Friday, October 27, 2023

Cat's Cradle by Kurt Vonnegut

Cat's Cradle by Kurt Vonnegut

Cat’s Cradle is a novel by Kurt Vonnegut that was published in 1963. The story is a wild, satirical tale told by a narrator named John, who wants the reader to call him Jonah. Told in flashback, John is working on a book, called The Day the World Ended, about what people were doing on the day the US dropped the atomic bomb on Hiroshima.

John is particularly interested in the late Felix Hoenikker, a creator of the atomic bomb, and he plans to interview Hoenikker’s children and coworkers. Along the way, he learns that Felix Hoenikker invented a substance called ice-nine, which acts as a seed crystal to make water freeze at room temperature.

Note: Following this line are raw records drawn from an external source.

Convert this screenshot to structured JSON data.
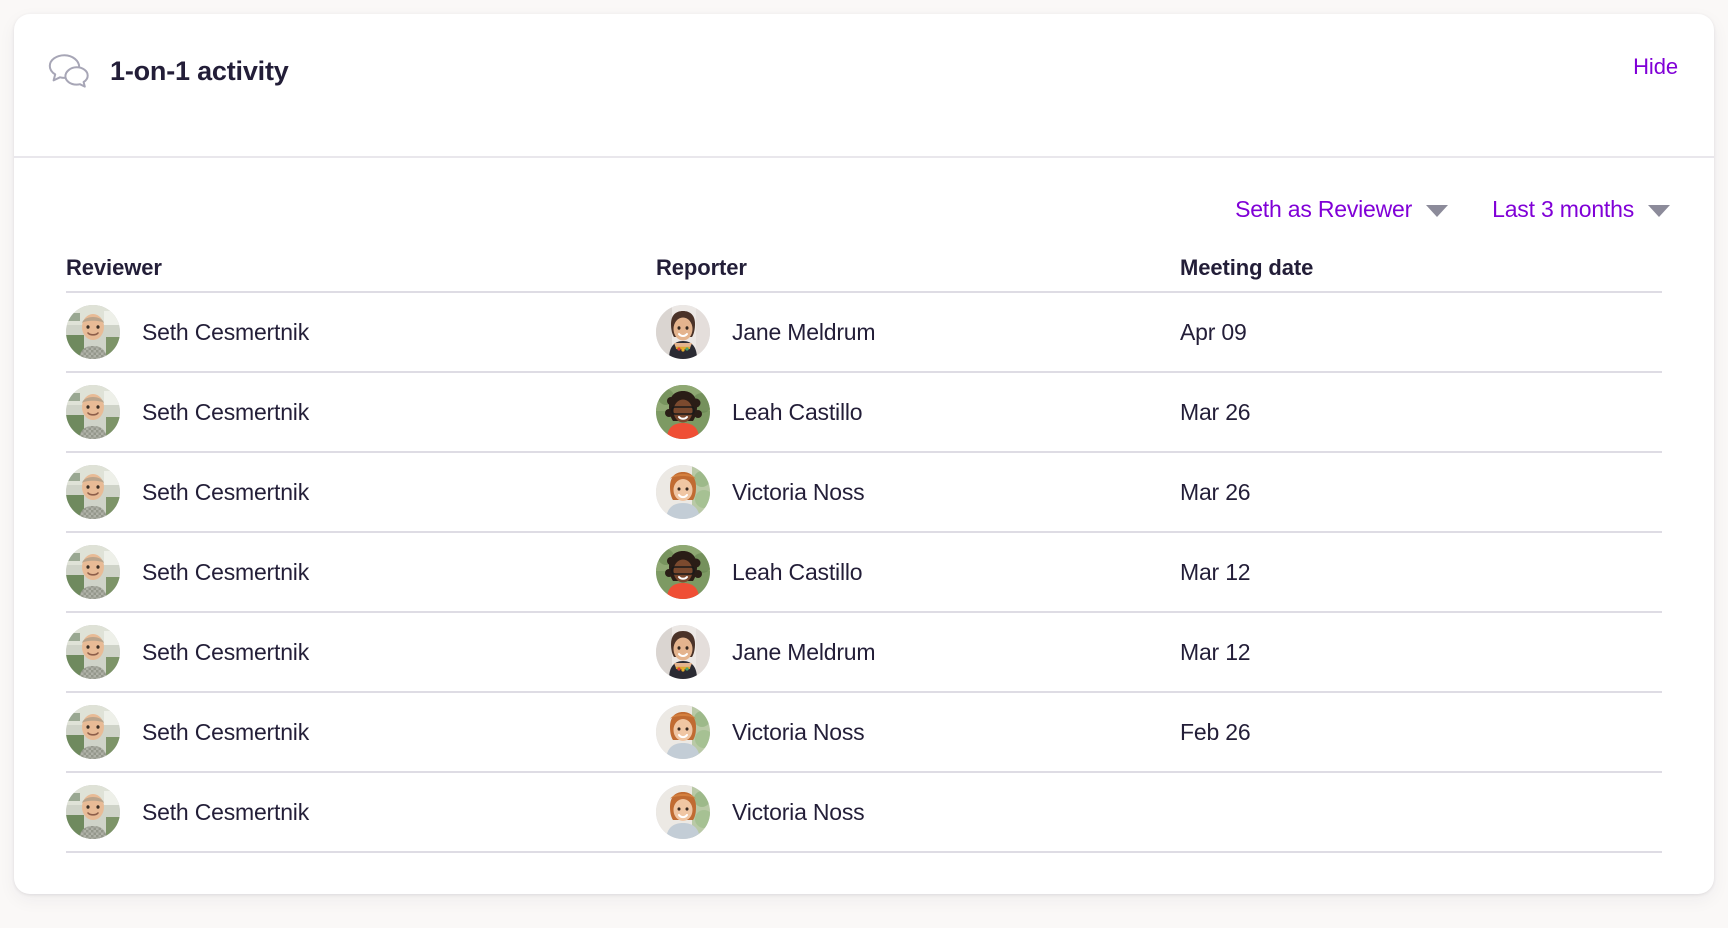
{
  "theme": {
    "page_background": "#FAF8F7",
    "card_background": "#FFFFFF",
    "accent_purple": "#8000D7",
    "text_dark": "#231E38",
    "divider": "#DEDCE4",
    "caret_gray": "#8C8B9A"
  },
  "header": {
    "icon": "chat-bubbles-icon",
    "title": "1-on-1 activity",
    "hide_label": "Hide"
  },
  "filters": [
    {
      "label": "Seth as Reviewer",
      "icon": "chevron-down-icon"
    },
    {
      "label": "Last 3 months",
      "icon": "chevron-down-icon"
    }
  ],
  "table": {
    "columns": [
      "Reviewer",
      "Reporter",
      "Meeting date"
    ],
    "rows": [
      {
        "reviewer": "Seth Cesmertnik",
        "reviewer_avatar": "seth-avatar",
        "reporter": "Jane Meldrum",
        "reporter_avatar": "jane-avatar",
        "date": "Apr 09"
      },
      {
        "reviewer": "Seth Cesmertnik",
        "reviewer_avatar": "seth-avatar",
        "reporter": "Leah Castillo",
        "reporter_avatar": "leah-avatar",
        "date": "Mar 26"
      },
      {
        "reviewer": "Seth Cesmertnik",
        "reviewer_avatar": "seth-avatar",
        "reporter": "Victoria Noss",
        "reporter_avatar": "victoria-avatar",
        "date": "Mar 26"
      },
      {
        "reviewer": "Seth Cesmertnik",
        "reviewer_avatar": "seth-avatar",
        "reporter": "Leah Castillo",
        "reporter_avatar": "leah-avatar",
        "date": "Mar 12"
      },
      {
        "reviewer": "Seth Cesmertnik",
        "reviewer_avatar": "seth-avatar",
        "reporter": "Jane Meldrum",
        "reporter_avatar": "jane-avatar",
        "date": "Mar 12"
      },
      {
        "reviewer": "Seth Cesmertnik",
        "reviewer_avatar": "seth-avatar",
        "reporter": "Victoria Noss",
        "reporter_avatar": "victoria-avatar",
        "date": "Feb 26"
      },
      {
        "reviewer": "Seth Cesmertnik",
        "reviewer_avatar": "seth-avatar",
        "reporter": "Victoria Noss",
        "reporter_avatar": "victoria-avatar",
        "date": ""
      }
    ]
  }
}
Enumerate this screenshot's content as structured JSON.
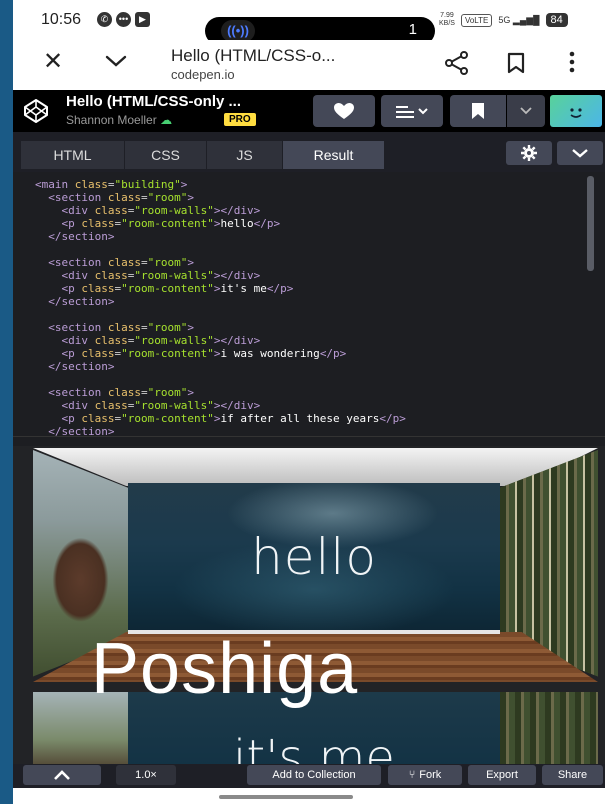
{
  "status_bar": {
    "time": "10:56",
    "notification_icons": [
      "whatsapp-icon",
      "chat-icon",
      "youtube-icon"
    ],
    "cast_pill_count": "1",
    "net_speed": "7.99\nKB/S",
    "volte": "VoLTE",
    "signal": "5G",
    "battery": "84"
  },
  "browser": {
    "title": "Hello (HTML/CSS-o...",
    "url": "codepen.io"
  },
  "codepen": {
    "pen_title": "Hello (HTML/CSS-only ...",
    "author": "Shannon Moeller",
    "badge": "PRO",
    "accent_color": "#ffdd40"
  },
  "tabs": [
    {
      "label": "HTML"
    },
    {
      "label": "CSS"
    },
    {
      "label": "JS"
    },
    {
      "label": "Result"
    }
  ],
  "code_blocks": [
    {
      "text": "hello"
    },
    {
      "text": "it's me"
    },
    {
      "text": "i was wondering"
    },
    {
      "text": "if after all these years"
    }
  ],
  "result": {
    "room1_text": "hello",
    "room2_text": "it's me",
    "watermark": "Poshiga"
  },
  "footer": {
    "zoom": "1.0×",
    "add_to_collection": "Add to Collection",
    "fork": "Fork",
    "export": "Export",
    "share": "Share"
  }
}
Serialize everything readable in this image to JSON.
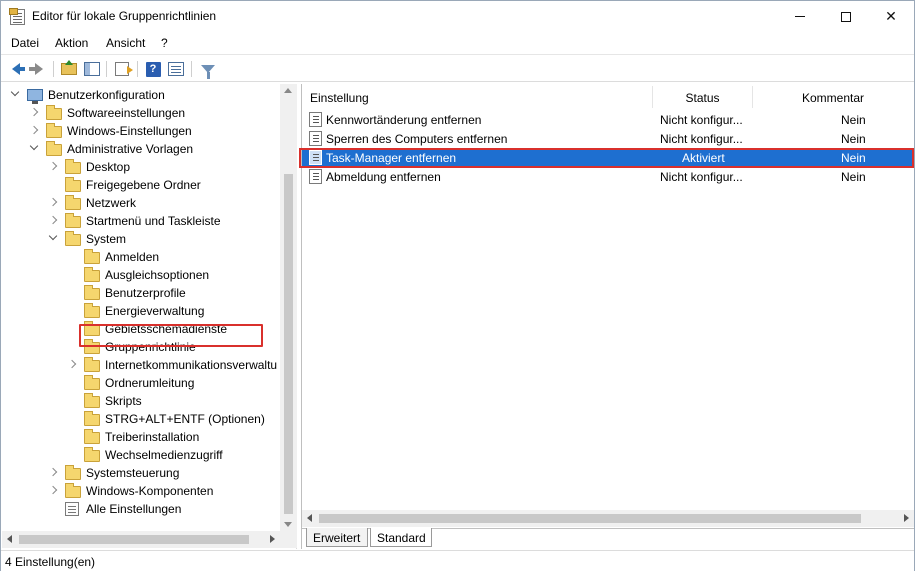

Later on, another writing assignment brings John to San Lorenzo, a fictional island in the Caribbean. Hoenikker’s three children, Frank, Angela, and Newt, are all there too. During his journey to San Lorenzo, John learns about Bokononism, a humorous religion based on lies. When he reaches the island, he meets the beautiful Mona and the island's dying dictator. So much happens that it's hard to even summarize.

One of my favorite parts was the vocabulary from the The Books of Bokonon. The term karnass refers to a team of seemingly random people that carries out God's will. They're the people that each life is tangled together with for no logical reason. In contrast, a granfalloon is a false karnass, or a meaningless grouping of people, for instance, "any nation, anytime, anywhere."

Cat’s Cradle has short chapters, each serving a purpose of making a commentary. The book is dark, cynical, and absurd, with commentary on science, religion, government, business, and the (lack of) meaning of life.

Purchase and read books by Kurt Vonnegut:

Cat's Cradle by Kurt Vonnegut Slaughterhouse-Five by Kurt Vonnegut


Monday, October 23, 2023

Where the Wild Ladies Are by Aoko Matsuda

Where the Wild Ladies Are by Aoko Matsuda

Where the Wild Ladies Are by Aoko Matsuda is a collection of intertwined short stories featuring living humans interacting with ghosts and spirits. Matsuda’s inspiration for each story came from Japanese folktales, legends, kabuki, rakugo, and plays. She provides synopses for the original tales at the end of the book. I read the English translation from the Japanese by Polly Barton.

The stories are unique in that the ghosts and spirits are growing, learning, and changing. The spirits are not scary, horrifying, or frightening; instead, they exist side by side with the living. The collection begins with the story of a young woman who is blaming herself after her boyfriend breaks up with her. The ghost of her aunt who died by suicide appears to the woman, reminding her not to destroy her strength. Later, the young woman’s cousin (her aunt’s grieving son) appears in other stories. Many of the stories are interconnected. Some stories are connected by the characters, others by their themes, and still others by their location.

I enjoyed the stories and wish I was familiar with the originals. In this season of ghosts, reading this volume was a good reminder that there are spirits all around us, if we just open our eyes to them.

Purchase and read books by Aoko Matsuda:

Where the Wild Ladies Are by Aoko Matsuda Monkey Business: New Writing from Japan Volume 6


Thursday, October 5, 2023

The Dinner by Herman Koch

The Dinner by Herman Koch

The Dinner by Herman Koch is a dark, corrosive tale about bad people doing bad things. I read the English translation of the novel from the Dutch by Sam Garrett. Set in Amsterdam, the Netherlands, the book tells the story of two brothers and their wives who meet for dinner at a fancy restaurant to discuss a family matter involving their sons.

The book’s sections are named for the dinner’s five courses: aperitif, appetizer, main course, dessert, and digestif. Paul Lohman and his wife Claire arrive at the restaurant first. They await the arrival of Paul’s brother Serge and Serge's wife Babette. Serge is a famous politician who is planning to run for Prime Minister of the Netherlands.

Paul is the narrator, and he’s an unreliable one. Beyond that, he’s a sociopath. Paul is aware that his son Michel and Serge’s son Rick have committed a heinous crime. Their violent act was recorded on video, but the boys have not yet been identified. Over the course of the dinner, their parents must decide—should they turn their sons in, or should they cover up and ignore their crime?

To any reader with a moral compass, the decision is obvious, but these characters lack morals.

Purchase and read books by Herman Koch:

The Dinner by Herman Koch Dear Mr. M by Herman Koch